At dinner, conversation continued like before, time slipping away. Three hours later we pulled away from that table. Julio and David talked about Paul and me and us as a couple. They asked questions, open-ended ones, and let my answers hang in the air until I would add more. They heard about my daily missing and my growing missing. They heard about the surprises, too: tensing muscles to reach for my phone to call Paul and share some thought, only to realize that the synapses for movement fired before the fact of his death could be recalled.
Sprinkled through the afternoon and evening was talk for the mind and for the heart. Julio shared deeper thinking about racism, ageism, and gay oppression than I had heard in months. He reflected on the gay rights movement and on concerns for its undoing. Minutes after I said that I’d like to have him do more public speaking, we were all chatting about spending sprees on closet organizers and sale shoes.
These husbands visiting a husband did not happen by chance. Our lives are filled to the brim with work and duty. There was intent here. Their intent: to witness and to hold in their visit my broken heartedness. Mine: to surrender among men my need to go on.
An intentional community is a planned group that is designed from the start to be cohesive and to foster that through teamwork. Typically intentional communities share responsibilities and resources. Partnership is important in intentional communities, but these partnerships tend to operate at higher orders of cooperation and collaboration than in many other forms of community.

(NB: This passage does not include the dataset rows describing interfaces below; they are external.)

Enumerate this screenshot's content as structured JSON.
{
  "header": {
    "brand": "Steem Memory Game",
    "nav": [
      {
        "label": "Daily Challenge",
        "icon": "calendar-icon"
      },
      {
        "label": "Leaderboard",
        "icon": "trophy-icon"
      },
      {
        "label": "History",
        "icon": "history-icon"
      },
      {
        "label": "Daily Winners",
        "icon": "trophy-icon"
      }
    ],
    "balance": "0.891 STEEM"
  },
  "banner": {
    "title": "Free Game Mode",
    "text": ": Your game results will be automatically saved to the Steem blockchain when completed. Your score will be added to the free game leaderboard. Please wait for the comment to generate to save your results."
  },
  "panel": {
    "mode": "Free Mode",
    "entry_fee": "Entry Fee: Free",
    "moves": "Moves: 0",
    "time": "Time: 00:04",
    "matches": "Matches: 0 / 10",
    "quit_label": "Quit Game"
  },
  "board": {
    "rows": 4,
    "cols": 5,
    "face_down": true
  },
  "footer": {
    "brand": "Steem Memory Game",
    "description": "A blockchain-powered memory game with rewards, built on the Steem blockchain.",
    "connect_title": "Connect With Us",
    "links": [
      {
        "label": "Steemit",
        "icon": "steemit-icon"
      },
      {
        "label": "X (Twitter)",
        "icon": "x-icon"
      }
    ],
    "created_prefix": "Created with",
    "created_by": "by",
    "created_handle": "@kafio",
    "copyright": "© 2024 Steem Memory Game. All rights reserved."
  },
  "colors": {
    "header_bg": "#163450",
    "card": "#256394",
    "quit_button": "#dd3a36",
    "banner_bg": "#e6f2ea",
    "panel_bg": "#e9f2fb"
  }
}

The contracts of intentional communities are often written on paper, but they can be written in the air of a room filled with trust and candor.